I also love local covers when it's from a band I haven't heard from in a while, and in this case it's Watch For Rocks covering Queen's "I Want To Break Free." I remember being impressed with them covering this live a few years back, but I never expected them to lay it down in the studio, since most bands don't bother recording their covers no matter how good they may be. The song has always been a favorite of the band's, especially with the fact that MTV banned the music video for the song, as all the band members were dressed in full drag. It is pretty ironic since the song is an anthem against oppression. Watch For Rocks takes a "rockier" edge, doing away with the synth solo and replacing it with guitar instead. The results are pretty great. Lead singer Sarah Robinson delivers a great vocal that is languid, easy on the soul, and a bit sultry. The other star of the show here is Danny Foley's bass guitar, which plays here like a lead instrument, more than rhythmic accompaniment.
4. decker. - "These Old Shoes" (Deer Tick)
Earlier this year at the start of all the Snake River Blues action, decker. recorded a magnificent evening at Last Exit Live which was released as a live album last April and included two songs from the then unreleased EP, but it also contained a couple of covers as well. Of the two, Deer Tick's "These Old Shoes" stands out. The other cover was Modest Mouse's "Bukowski," but it's this one I will stream immediately if it plays in my head. It's one of the finest moments on a live album that is filled with damn fine moments.
3. Citrus Clouds — "Christine" (House of Love)
House Of Love never quite translated to American audiences. But in the rest of the world they are regarded with the same esteem as The Jesus & Mary Chain, My Bloody Valentine, and Echo & The Bunnymen. The Blog That Celebrates Itself just dropped a tribute compilation, Soft As Fire In The House of Love, and they asked local shoegazers Citrus Clouds to lend a track to the project. The band contributed a loving and surprisingly accurate version of "Christine," which in 1988 was House of Love's breakout single abroad. Musically speaking, Citrus Clouds nails the track nearly note for note. The only thing missing here is Guy Chadwick's baritone lead vocals, but if that was here it would be a dead ringer for the original. Citrus Clouds already sound like several of my favorite bands from the shoegaze era; it's pretty fantastic to hear them cover one of them.
2. Harper and the Moths - "Somebody's Watching Me" (Rockwell)
On Halloween Harper and the Moths release a five-track collection of '80s hits called Mixtape. Later that same day they released a video for one of the best covers found on the collection, Rockwell's "Somebody's Watching Me." The band achieves a sense of homage while maintaining its musical identity. It should come as no surprise then that the video for "Somebody's Watching Me" achieves the same goal, using the original MTV hit video as its roadmap. They re-enact every nearly every moment of the video, but they use members of the band and add their own style. Harper Lines never gets as weirdly ghoulish or creepy as Rockwell did in the original, but his vocal here is freakishly great, not to mention Kelsee Ishmael's work in place of Michael Jackson on the original. Harper and the Moths are always a class act, and this video on top of the entire Mixtape is utterly smooth.

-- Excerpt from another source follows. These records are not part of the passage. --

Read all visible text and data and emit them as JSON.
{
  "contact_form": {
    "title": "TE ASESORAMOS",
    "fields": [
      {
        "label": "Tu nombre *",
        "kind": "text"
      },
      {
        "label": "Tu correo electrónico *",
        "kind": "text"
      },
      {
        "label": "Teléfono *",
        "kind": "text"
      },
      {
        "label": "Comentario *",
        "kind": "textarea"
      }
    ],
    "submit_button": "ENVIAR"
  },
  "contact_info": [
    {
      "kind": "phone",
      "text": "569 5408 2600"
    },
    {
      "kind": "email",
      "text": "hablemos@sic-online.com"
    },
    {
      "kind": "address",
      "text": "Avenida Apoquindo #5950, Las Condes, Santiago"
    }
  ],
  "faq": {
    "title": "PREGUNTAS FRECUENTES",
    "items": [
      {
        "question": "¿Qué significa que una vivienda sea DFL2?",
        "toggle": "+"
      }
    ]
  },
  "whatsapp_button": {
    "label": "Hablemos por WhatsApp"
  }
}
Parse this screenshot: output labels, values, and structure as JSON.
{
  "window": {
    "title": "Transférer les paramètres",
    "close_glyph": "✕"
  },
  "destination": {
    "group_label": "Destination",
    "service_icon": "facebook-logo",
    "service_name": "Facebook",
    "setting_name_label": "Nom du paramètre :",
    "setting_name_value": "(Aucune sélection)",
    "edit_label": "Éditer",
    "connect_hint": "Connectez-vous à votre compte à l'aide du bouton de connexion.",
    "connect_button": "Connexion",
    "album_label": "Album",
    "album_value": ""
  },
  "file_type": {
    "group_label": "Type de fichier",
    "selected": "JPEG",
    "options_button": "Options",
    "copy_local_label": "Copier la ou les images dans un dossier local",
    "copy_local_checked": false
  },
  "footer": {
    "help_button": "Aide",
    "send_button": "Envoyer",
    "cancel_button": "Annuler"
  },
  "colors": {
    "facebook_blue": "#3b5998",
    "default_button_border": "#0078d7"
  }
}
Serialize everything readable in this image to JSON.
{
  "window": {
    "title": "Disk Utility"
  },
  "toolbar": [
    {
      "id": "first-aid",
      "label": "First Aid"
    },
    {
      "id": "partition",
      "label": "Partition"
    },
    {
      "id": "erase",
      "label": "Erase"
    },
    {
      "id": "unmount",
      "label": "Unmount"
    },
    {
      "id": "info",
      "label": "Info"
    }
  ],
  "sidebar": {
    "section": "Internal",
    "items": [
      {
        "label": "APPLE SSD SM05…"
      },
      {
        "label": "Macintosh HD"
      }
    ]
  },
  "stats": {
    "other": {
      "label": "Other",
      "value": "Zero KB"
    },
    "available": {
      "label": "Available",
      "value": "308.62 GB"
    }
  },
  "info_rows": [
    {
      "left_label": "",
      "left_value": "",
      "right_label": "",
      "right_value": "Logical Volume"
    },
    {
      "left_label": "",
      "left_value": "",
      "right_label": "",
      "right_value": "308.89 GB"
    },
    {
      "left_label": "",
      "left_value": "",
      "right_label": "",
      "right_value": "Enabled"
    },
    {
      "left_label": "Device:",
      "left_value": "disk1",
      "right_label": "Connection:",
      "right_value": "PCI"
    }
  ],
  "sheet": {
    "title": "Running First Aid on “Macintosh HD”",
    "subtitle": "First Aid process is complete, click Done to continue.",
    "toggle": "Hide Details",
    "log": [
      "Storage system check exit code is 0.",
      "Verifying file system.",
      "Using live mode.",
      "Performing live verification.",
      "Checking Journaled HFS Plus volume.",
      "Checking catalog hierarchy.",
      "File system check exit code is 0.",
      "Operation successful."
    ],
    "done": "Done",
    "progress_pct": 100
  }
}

1. House of Stairs - "Across The Universe" (The Beatles)
To the best of my knowledge House of Stairs released only one thing this year and it was this cover of The Beatles "Across The Universe." I have been eagerly anticipating new music from this outfit and while this may not be their original, this is absolutely mind-blowing and original in its own way. This is a showering spotlight for the magnificent voice of Holly Pyle, who is one of the finest vocalists in this town. The reinvention of a song that's become such a standard comes to the listener like a revelation. I get goosebumps every time she sings "Jai guru deva om." The lovely minimalist arrangement so deconstructed that it leaves only the lattice work of the song intact while Pyle's voice and the various percussion weaves around it like a morning glory vine climbing in the night.